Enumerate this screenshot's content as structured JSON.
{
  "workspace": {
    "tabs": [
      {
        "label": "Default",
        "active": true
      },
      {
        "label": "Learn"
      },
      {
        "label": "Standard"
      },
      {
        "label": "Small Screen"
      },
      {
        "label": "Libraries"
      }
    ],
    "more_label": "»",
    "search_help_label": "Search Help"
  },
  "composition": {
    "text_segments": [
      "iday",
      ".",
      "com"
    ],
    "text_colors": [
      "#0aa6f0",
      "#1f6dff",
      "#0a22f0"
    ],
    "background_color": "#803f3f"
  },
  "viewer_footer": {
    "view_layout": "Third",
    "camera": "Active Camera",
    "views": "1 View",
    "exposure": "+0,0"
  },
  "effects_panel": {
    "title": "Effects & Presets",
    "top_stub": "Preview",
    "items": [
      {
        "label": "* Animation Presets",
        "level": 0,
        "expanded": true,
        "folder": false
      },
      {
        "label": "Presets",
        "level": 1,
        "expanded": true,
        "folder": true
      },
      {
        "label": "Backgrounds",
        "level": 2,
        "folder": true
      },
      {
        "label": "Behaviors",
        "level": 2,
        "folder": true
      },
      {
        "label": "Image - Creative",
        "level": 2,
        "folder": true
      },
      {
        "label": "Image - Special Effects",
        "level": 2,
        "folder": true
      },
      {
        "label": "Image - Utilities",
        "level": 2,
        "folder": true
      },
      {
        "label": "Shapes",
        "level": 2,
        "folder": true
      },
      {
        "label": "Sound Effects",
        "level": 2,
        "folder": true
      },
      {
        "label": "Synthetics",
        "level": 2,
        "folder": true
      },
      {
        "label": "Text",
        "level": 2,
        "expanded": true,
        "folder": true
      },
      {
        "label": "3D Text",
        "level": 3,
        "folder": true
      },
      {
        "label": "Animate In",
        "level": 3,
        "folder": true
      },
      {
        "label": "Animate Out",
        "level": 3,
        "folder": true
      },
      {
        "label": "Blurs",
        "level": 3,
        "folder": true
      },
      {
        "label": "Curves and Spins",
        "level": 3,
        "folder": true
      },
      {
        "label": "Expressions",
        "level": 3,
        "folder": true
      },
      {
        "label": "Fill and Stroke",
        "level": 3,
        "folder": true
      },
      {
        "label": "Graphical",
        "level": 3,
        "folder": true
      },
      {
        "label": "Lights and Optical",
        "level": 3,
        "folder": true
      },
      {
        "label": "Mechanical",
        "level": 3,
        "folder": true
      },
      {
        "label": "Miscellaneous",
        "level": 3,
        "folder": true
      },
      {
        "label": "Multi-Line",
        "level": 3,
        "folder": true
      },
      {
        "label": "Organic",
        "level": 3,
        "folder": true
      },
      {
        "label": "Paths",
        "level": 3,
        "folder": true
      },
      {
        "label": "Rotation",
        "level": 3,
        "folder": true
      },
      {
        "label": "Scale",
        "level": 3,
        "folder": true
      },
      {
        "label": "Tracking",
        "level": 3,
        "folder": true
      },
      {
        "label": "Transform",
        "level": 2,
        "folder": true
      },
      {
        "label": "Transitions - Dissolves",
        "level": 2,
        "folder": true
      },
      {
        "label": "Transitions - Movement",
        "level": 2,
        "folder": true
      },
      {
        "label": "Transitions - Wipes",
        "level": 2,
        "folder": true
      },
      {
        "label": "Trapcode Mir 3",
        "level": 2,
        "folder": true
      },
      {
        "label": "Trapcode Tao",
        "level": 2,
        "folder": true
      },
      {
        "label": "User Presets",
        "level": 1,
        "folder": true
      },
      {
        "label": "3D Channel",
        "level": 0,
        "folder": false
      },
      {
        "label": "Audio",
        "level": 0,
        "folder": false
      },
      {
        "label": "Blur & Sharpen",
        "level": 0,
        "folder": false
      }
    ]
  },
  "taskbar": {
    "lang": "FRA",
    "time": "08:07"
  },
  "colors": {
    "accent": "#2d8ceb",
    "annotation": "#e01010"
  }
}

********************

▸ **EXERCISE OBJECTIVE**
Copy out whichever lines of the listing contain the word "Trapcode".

▸ **OUTPUT FOR THIS TASK**
        "label": "Trapcode Mir 3",
        "label": "Trapcode Tao",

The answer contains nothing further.